Radio New Zealand
An Australian non government organisation and the government in the Papua New Guinea region of Bougainville are still at loggerheads over the merits of the region’s new mining laws.
The Autonomous Bougainville Government passed the Bougainville Mining Act just before this year’s election and says it is ground breaking legislation, giving landowners control of their resources for the first time.
Jubilee Australia has been highly critical of the law and in a new report called ‘The Devil in the Detail’ has put forward recommendations for changes that it says should be made.
Jubilee Australia’s chief executive Brynnie Goodwill told Don Wiseman the landowners are left with little bargaining power.
BRYNNIE GOODWILL: Deep analysis of the act is that maybe apparently given with one hand is actually undermined with the other. So for example a lot has been said that if landowners don’t want mining it won’t happen on their land. Well landowners actually don’t have a veto on an exploration license they have very little bargaining power because the institutions that are to be set up are all designed essentially to achieve landowner consent. In the end if the land is desired for mining and the government or the company that wants to mine, wants to mine on that land, mining is considered as being a public purpose which allows the government to take the land anyway.
DON WISEMAN: What you would like to see is an independent capable organisation that can stand up for the landowners.
BG: Yes first and foremost these kinds of agreements or major legislation’s should be obtained with free prior informed consent of communities. Especially a legislation of this scope. And communities that would be one way to support communities in there reviewing of legislation like this. To ensure that there is an independent group that can be turned to first in the analysis of this law and making of amendments to ensure that the safeguards are in place and secondly to be available to landowners through the process of its implementation in carrying out.
DW: Right through it you think this ability to veto that supposedly exists for the landowners is extremely weak.
BG: It is not only extremely weak there are very significant penalties were you to oppose mining. For example if anyone if a landowner wants to protest a mining license that has been on their land if they want to have to have it amended and they are not heard interfering with organisations appearing under the act and you know that is essentially protesting draws a penalty of 250 thousand Kina and five years imprisonment.
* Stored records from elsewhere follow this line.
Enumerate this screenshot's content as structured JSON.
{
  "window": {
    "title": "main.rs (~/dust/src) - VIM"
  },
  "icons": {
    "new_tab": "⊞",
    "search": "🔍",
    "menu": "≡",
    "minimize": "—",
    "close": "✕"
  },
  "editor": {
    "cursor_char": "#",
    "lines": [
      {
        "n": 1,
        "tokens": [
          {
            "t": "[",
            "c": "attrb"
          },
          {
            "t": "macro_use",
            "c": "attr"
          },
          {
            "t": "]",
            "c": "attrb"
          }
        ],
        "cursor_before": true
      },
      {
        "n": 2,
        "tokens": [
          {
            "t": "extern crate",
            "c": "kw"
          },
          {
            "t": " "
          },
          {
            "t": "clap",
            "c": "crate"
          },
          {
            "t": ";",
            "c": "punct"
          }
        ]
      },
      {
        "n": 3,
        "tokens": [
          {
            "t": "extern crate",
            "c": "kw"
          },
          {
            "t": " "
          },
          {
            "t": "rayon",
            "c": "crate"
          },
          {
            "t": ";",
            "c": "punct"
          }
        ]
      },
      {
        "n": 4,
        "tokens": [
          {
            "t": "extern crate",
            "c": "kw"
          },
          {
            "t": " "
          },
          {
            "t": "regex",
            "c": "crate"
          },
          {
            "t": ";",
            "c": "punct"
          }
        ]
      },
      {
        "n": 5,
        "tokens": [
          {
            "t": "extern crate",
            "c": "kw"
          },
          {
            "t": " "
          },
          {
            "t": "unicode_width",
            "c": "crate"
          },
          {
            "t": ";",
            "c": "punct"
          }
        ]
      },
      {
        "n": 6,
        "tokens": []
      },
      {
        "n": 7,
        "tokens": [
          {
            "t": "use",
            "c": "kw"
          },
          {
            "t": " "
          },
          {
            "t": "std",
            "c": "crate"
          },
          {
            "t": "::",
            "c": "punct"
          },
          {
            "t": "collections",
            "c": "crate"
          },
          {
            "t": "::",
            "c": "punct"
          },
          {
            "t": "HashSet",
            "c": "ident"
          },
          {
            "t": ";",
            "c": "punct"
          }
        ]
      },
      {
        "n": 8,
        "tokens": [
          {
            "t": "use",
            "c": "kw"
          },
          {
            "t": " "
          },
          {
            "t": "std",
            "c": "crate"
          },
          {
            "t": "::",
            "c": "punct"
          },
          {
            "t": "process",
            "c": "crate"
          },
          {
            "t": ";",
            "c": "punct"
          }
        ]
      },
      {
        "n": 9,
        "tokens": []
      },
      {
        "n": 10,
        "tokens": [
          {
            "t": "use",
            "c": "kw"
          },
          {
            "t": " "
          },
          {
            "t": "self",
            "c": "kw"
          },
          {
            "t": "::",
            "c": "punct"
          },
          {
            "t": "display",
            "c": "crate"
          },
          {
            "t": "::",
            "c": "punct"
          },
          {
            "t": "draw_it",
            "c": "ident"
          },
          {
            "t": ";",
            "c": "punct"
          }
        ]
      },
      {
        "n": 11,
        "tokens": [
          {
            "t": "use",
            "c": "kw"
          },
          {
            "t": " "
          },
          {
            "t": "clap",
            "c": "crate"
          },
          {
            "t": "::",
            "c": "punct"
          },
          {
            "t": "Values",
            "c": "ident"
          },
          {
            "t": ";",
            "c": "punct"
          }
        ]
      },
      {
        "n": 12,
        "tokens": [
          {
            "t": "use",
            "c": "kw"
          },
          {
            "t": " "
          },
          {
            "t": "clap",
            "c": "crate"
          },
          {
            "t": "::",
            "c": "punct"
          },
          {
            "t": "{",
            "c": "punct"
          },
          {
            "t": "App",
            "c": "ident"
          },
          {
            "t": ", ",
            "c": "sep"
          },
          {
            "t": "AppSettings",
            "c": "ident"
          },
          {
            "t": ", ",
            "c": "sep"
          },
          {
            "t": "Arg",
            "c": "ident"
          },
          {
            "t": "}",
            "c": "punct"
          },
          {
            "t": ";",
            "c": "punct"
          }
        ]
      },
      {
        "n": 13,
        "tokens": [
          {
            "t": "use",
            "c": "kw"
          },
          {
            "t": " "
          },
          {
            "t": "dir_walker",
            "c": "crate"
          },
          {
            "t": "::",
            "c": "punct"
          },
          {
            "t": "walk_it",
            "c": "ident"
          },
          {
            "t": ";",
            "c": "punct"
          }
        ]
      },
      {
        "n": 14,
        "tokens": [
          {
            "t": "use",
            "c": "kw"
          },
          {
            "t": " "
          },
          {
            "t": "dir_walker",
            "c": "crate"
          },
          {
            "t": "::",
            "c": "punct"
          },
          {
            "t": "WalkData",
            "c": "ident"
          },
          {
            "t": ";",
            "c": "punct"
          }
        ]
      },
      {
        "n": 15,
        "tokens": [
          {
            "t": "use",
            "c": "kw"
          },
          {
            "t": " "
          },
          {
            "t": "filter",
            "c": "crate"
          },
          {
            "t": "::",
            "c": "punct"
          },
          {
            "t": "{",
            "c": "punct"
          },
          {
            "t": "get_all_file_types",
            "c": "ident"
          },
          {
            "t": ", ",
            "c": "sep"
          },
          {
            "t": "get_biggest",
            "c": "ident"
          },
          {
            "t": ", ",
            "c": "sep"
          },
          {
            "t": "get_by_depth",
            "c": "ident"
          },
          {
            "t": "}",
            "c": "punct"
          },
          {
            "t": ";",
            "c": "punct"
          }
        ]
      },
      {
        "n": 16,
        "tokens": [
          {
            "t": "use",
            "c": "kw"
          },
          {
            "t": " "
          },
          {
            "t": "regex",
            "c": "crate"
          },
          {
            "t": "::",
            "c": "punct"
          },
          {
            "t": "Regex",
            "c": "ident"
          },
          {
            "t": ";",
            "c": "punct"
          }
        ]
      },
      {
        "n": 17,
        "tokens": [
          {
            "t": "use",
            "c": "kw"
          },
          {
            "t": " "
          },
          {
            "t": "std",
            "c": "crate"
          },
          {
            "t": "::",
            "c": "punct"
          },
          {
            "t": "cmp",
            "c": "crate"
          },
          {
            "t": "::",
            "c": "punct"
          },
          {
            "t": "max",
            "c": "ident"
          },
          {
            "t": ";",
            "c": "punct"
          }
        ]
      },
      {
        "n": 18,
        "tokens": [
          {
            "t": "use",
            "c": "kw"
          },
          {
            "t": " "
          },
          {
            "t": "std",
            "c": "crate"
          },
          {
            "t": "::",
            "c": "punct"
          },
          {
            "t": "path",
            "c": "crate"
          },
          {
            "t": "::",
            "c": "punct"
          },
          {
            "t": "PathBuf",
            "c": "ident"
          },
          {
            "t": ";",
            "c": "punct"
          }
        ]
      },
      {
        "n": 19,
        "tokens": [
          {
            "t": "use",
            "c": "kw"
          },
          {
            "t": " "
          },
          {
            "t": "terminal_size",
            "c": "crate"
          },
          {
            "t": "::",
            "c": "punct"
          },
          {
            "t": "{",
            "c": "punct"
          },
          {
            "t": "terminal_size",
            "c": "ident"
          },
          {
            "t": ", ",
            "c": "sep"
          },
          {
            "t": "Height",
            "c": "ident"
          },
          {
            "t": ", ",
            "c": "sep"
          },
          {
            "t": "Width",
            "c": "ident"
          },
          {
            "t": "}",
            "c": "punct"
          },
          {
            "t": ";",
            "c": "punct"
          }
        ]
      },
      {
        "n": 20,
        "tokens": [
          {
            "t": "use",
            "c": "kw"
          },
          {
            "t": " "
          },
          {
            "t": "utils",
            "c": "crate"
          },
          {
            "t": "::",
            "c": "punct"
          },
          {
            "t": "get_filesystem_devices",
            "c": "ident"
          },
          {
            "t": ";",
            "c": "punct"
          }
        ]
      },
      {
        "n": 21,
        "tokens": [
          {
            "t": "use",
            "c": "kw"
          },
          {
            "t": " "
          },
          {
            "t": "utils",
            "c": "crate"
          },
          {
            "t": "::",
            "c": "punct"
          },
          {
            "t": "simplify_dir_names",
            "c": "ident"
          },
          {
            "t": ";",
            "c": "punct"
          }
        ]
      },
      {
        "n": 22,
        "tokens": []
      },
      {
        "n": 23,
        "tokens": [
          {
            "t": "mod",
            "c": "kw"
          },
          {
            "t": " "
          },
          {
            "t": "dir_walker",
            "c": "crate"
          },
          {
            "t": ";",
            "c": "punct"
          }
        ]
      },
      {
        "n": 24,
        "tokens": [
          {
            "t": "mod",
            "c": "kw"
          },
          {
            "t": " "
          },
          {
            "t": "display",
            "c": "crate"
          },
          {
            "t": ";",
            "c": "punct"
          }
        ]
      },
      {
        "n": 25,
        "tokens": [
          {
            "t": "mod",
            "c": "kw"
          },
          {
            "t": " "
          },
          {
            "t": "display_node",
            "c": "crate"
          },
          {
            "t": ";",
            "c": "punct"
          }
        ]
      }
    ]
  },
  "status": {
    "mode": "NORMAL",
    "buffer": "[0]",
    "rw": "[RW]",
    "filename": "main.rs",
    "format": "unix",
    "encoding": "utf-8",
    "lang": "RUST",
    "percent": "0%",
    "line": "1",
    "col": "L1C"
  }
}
DW: You have laid out a whole lot of recommendations about the changes necessary. But the ABG, the Autonomous Bougainville Government has said on several occasions that it can be changed there is no problem. Do you see problems in it being changed?
BG: It can be changed if it is changed now, mining is a long haul operation. And actually from the interest with mining companies ironically to get this right. Because I don’t think mining companies want to be looking over their back all the time. Yes the changes can be made harder once leases are accepted that their is reliance by companies on particular provisions of the act. That then the government want to say oh but actually we didn’t mean that, oh but actually we have to change that. This is the time to make those changes before lease applications are granted.
The president of Bougainville, John Momis, says Jubilee Australia’s criticism is untrue and based on faulty research.
JOHN MOMIS: The land owners of Bougainville under the new ABG mining law are the most protected land owners anywhere in the world. No where else you have a legislation that gives them optimum protection. So I don’t know where they have culled this opinion from. They conducted a very superficial so called research with selected groups of people who were quite ignorant and who are not interested in opening the mine. If they follow their recommendation there would be no foreign investor allowed in Bougainville. That is not what we want, we want mining but under very stringent conditions that would secure the best interests of the people of Bougainville and make the mining company to pay up for the damage it has caused but at the same time give them a guarantee that their investment would not be at the risk of being taken away by unjust laws. And jubilee Australia has never had the courtesy to talk to us in ABG the initiators of the mining law.
DON WISEMAN: They say that this veto is very weak and effectively will not work as a veto.
JM: That is also nonsensical no where else in the world do you have the land owners having two veto powers, one at the exploration and the other one at the development stage. The landowners would never allow any mining to proceed without their consent. And the land owners associations were individually set up by the landowners themselves.
DW: Jubilee Australia has suggested that to overcome a series of matters that are not to the benefit of the landowners they think there should be an independent agency with some clout. That can vouch for them that can argue the case against the mining companies and against governments and so on, on behalf of the land owners. What is your response to that?
JM:The landowners associations are quite independent. Landowners associations perhaps right now may not have the capacity but legally they are quite independent. You know this government has nothing but the real interest of the people of Bougainville at heart and at the same time we must recognise that investors who come to invest have capital, expertise and managerial capabilities that the landowners needs must also be protected. If we follow the Jubilee Australia then no investor in the world would ever come to Bougainville.